Booden = window.Booden || {};
Booden.SimpleSample = window.Booden.SimpleSample || function () { }; // using function here

// settings script not shown here

// using prototype here
Booden.SimpleSample.prototype.Render = function (el, settings) {
    var content = Booden.jq('<div>'
        + '<div>' + settings.val1 + '</div>'
        + '<div>' + settings.val2 + '</div>'
        + '<div>' + settings.val3 + '</div>'
        + '<div>' + settings.val4 + '</div>'
        + '</div>');

Here we create an object definition and add the methods to the prototype. An other option could be:

Booden = window.Booden || {};
Booden.CreateSitePart = window.Booden.CreateSitePart || function() { = "";
    this.Url = "";
    this.BaseUrl = _spPageContextInfo.webAbsoluteUrl;
    this.Title = "";
    this.ResultElement = "createResult";
    this.LoadingElement = "waitForLoad";

    // methods not shown for brevity

    this.Render = function (el) {
        // not shown for brevity


Here we directly add properties and methods within the function. As JavaScript is a flexible language, there are multiple options to achieve your goal. The main thing to notice here, is the difference between a single shared object and multiple object instances.

When using multiple instances, you probably would want to us the object with the this keyword, to refer to the current instance, for example in a click event. As the this keyword is context sensitive, you need to take this into account.

var btn = Booden.jq("<input type='button' value='Create Site' />");
var me = this;
btn.on("click", function () { me.Create() });

Here is an abstract from the CreateSitePart. In the render method we want to bind the click event to the create method of this object. To do so, we must declare a local variable, set the variable to this, and use the variable in the handler. You need to do this as the this keyword in the handler, when called, has a different context, and will not point to the current object.

Most of the above, involves JavaScript and isn't related to the requirements for creating a ScriptPart. I think describing these scenarios makes it easier to create ScriptParts.

How to add settings

This is optional. If you use this, there are some requirement you need to adhere to. Lets take a look at the settings of the Simple Sample ScriptPart:

Booden.SamplePartSettings = window.Booden.SamplePartSettings || {};
Booden.SamplePartSettings.Defaults = { say: 'Hello', text: 'Hello world of ScriptParts' };
Booden.SamplePartSettings.RenderForm = function(body, settings, easyadd) {
   easyadd('say', 'Say', settings.say);
   var el = Booden.jq('<div style="margin: 10px 10px 10px 10px;"><label>Text: <div><input type="text" name="text" value="' + settings.text + '" style="width: 220px;" /></div></label></div>');

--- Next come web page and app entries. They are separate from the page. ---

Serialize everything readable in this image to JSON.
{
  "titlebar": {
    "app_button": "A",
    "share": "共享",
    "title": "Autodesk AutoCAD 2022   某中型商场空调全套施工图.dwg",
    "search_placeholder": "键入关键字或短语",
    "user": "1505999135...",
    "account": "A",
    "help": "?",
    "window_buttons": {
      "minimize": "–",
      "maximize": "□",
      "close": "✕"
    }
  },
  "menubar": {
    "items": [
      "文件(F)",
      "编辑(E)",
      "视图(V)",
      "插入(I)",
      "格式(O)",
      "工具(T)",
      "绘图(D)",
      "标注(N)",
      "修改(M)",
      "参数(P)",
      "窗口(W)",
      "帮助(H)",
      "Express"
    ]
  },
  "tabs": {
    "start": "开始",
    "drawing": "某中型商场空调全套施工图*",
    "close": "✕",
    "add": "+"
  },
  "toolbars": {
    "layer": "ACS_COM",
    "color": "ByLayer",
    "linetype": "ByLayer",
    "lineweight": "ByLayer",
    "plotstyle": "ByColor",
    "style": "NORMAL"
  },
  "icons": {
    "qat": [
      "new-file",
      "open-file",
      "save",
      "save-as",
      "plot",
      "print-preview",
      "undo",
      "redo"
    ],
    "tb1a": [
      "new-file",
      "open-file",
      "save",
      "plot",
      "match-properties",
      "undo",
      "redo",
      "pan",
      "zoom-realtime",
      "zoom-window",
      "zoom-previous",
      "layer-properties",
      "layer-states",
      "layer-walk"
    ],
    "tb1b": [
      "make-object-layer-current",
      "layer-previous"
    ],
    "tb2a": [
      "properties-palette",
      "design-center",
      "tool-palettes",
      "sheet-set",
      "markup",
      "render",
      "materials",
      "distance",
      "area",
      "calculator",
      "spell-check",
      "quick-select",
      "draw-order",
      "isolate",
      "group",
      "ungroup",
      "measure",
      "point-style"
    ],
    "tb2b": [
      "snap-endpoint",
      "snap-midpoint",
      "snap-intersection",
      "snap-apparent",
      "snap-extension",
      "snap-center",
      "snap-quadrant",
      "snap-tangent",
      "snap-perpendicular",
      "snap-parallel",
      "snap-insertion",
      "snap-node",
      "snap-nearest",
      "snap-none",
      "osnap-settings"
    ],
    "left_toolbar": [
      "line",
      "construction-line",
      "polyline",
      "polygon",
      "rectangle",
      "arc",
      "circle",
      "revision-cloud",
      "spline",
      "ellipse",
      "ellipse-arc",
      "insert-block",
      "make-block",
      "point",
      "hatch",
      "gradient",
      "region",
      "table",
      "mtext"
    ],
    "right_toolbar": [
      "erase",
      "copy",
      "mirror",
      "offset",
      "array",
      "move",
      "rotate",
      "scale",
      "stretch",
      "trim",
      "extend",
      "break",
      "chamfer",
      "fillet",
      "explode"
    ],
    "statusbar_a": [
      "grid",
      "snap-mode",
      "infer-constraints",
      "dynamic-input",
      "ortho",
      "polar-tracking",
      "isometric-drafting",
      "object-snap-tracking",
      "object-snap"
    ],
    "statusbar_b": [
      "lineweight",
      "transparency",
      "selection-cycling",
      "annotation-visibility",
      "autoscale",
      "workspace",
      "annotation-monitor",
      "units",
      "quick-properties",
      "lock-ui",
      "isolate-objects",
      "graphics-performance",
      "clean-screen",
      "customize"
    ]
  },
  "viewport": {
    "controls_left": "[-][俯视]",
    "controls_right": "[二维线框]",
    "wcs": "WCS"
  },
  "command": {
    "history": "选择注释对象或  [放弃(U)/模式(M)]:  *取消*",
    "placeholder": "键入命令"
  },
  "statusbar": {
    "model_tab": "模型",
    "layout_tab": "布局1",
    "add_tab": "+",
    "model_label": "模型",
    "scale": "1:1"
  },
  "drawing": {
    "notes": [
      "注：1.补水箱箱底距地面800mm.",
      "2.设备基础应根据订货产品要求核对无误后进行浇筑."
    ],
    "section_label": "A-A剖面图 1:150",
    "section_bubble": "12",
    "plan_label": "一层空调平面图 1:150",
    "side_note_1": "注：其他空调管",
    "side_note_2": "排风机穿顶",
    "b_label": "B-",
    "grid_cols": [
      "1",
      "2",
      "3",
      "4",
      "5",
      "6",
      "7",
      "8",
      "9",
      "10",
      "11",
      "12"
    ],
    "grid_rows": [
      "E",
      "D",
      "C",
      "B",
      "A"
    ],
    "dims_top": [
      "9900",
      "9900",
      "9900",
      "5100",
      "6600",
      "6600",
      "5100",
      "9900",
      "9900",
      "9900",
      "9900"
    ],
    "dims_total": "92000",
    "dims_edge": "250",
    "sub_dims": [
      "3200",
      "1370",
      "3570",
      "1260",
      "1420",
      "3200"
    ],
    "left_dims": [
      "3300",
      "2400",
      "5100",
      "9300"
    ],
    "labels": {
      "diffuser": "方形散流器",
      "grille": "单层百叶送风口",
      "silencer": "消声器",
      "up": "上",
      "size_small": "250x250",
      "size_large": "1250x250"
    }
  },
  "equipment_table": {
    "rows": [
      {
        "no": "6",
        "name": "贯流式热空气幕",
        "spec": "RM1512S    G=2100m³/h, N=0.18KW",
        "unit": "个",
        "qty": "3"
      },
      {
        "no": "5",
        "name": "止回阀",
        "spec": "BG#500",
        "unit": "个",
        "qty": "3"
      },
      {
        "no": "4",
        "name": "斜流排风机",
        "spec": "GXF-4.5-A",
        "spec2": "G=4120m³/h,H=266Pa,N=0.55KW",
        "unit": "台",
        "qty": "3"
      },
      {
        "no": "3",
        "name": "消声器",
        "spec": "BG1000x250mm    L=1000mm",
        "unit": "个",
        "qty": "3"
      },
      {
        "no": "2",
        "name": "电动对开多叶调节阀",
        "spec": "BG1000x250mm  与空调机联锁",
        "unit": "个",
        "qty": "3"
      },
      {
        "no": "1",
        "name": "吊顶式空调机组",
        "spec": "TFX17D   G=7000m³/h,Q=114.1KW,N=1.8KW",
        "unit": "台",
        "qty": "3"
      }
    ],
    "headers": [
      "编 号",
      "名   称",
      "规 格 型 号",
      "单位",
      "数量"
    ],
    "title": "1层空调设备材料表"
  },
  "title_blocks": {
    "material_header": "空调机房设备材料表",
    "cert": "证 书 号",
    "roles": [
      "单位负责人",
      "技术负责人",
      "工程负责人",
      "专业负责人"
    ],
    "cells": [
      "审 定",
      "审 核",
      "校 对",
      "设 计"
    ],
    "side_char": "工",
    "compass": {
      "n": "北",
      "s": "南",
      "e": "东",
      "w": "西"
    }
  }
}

The first thing to note is that you need to add settings using a naming convention. This is [full object name]Settings, so these settings are for the Booden.SamplePart object. The settings object needs to be an already instantiated object, hence the { }, and you need to add the Defaults as an object with properties and values, these need to be text values that can be parsed by your code if needed.

You also need to add a RenderForm method that receives 3 parameters.

  • body - the element that contains the settings form.
  • settings - the settings object containing the currently set values.
  • easyadd - a method reference for creating a simple text input field for the property.

So you can easily add a text input using the easyadd method, or add your own input using jQuery. When adding your own input, you need to know that the name property of the input needs to be the same as the property in the settings. When choosing Apply the value is automatically set using the name property of the field and reading the value of the field. When a checkbox or radio(button) is used, it also looks at the checked state. Multiple checkboxes with the same name are not supported.

When using the easyadd method, you need to supply three parameters:

  • property - the name of the property in text.
  • label - the label shown about the textfield (: is already set behind this label)
  • current value - the current value of this setting

That is it, with knowledge of JavaScript, jQuery and probably some SharePoint JSOM, you should now be able to create ScriptParts.